The researchers suggest that excess carbon dioxide produces signals that may be picked up in the brainstem and elsewhere, activating a fear-generating system in the brain that a venomous snake or a mugger with a gun would not set off.

One puzzling aspect of the results is that SM and the two other women all reacted so strongly. Among people with normal brains, only those with panic disorder are reliably terrified in carbon dioxide experiments. Most people are not so susceptible, said Colin Buzza, a co-author of the study and a medical student at the University of Iowa Carver College of Medicine, suggesting that perhaps the amygdala is not functioning properly in people with panic disorder.

Since the Viking Mars probes traveled to the red planet back in 1976, NASA has sent several more probes, landers, and rovers to the Martian surface to study the planet’s geology and search for signs of microbial life. But the evidence for life may have been hidden in Viking’s data all along. A new analysis of the data collected by probes Viking 1 and Viking 2 suggest the missions found evidence of microbial life more than three decades ago.

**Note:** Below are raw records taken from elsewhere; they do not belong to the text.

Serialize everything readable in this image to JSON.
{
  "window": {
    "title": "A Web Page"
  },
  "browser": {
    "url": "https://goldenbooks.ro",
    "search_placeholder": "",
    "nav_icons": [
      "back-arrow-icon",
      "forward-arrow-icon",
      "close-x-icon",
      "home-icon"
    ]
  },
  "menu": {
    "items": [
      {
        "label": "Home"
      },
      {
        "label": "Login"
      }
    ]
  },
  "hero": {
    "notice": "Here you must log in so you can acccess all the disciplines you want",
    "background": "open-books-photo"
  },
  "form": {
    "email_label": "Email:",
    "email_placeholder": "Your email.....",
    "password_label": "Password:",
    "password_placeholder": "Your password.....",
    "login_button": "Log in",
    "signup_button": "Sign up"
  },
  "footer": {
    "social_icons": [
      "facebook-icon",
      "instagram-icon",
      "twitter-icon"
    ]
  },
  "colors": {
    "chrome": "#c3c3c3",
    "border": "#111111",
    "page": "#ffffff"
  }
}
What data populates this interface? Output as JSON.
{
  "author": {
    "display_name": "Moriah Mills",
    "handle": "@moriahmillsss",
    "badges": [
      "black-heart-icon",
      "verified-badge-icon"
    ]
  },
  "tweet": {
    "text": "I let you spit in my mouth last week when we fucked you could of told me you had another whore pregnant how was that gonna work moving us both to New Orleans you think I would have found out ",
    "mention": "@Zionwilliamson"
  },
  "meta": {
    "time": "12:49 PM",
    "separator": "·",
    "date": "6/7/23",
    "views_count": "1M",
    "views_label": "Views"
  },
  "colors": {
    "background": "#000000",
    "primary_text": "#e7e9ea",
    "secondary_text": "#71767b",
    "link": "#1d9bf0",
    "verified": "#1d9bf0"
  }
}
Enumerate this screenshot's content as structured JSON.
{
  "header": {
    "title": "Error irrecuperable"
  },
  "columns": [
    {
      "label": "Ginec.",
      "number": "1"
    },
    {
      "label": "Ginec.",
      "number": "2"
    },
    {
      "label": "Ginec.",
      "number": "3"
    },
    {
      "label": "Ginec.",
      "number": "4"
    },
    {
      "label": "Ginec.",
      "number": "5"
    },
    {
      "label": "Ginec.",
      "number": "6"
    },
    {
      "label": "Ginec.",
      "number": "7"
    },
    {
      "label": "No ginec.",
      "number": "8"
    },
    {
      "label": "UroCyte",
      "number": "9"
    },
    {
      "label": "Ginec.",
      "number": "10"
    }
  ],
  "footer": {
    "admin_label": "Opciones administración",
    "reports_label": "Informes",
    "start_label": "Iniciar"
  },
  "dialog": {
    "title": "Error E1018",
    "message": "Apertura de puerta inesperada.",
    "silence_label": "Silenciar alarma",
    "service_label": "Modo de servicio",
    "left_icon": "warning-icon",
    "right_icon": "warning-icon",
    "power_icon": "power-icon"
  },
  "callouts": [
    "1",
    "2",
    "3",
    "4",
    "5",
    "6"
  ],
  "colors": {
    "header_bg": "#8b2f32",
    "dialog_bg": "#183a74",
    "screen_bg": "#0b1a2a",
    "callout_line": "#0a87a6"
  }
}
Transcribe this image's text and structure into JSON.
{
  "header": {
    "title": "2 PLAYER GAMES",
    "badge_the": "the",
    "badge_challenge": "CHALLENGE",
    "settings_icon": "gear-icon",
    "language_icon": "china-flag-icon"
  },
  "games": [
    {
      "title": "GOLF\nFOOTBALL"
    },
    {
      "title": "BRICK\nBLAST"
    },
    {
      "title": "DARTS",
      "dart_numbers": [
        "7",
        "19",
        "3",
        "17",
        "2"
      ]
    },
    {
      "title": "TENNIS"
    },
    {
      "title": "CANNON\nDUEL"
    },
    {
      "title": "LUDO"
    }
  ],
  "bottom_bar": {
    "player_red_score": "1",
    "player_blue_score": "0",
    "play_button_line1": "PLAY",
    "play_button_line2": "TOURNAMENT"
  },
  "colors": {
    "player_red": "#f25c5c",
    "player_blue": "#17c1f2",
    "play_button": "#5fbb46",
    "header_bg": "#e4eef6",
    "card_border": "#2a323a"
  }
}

The new analysis centres on one of the three experiments carried by the probe: the Labeled Release (LR) experiment. This instrument searched for signs of life by mixing samples of Martian soil with droplets of water containing nutrients and radioactive carbon. If the soil contained microbes, the reasoning went, they would metabolise these carbon atoms and nutrients and release either methane gas or radioactive carbon dioxide, either of which would tip off the probes that life existed in the soil.

That’s exactly what happened. But other experiments aboard Viking didn’t back up the LR, and NASA scientists had to dismiss the LR’s findings as anomalous.

But now an analysis by a University of Southern California neurobiologist (and former NASA space shuttle project director) and a mathematician from Italy’s University of Siena could reverse that thinking. They used a technique called cluster analysis, which clusters together similar-looking data sets, to see what would happen. They found the analysis created two clusters: one for the two active experiments on Viking and the other for five control experiments.

Further, when they compared Viking’s data to confirmed biological sources on Earth, like temperature readings from a lab rat, the analysis correctly clustered the biological readings with the active Viking experiment data, separate from the non-biological data in the control experiments. All that essentially means that the cluster analysis, when fed a good deal of data from both biological and non-biological sources, correctly separates the two types of data. And when it does so, it lumps the Viking data into the “biological” category.

That’s not concrete evidence for microbial life on Mars. It’s merely concrete evidence that there is a stark difference between Viking’s LR experiment data and the control experiment data. And it’s evidence that the Viking data tracks with biological rather than non-biological data. More study is necessary (isn’t it always?), but if the cluster analysis is to be believed then our first shot at detecting microbial life in the soils of Mars may have hit pay dirt – and we didn’t even realise it.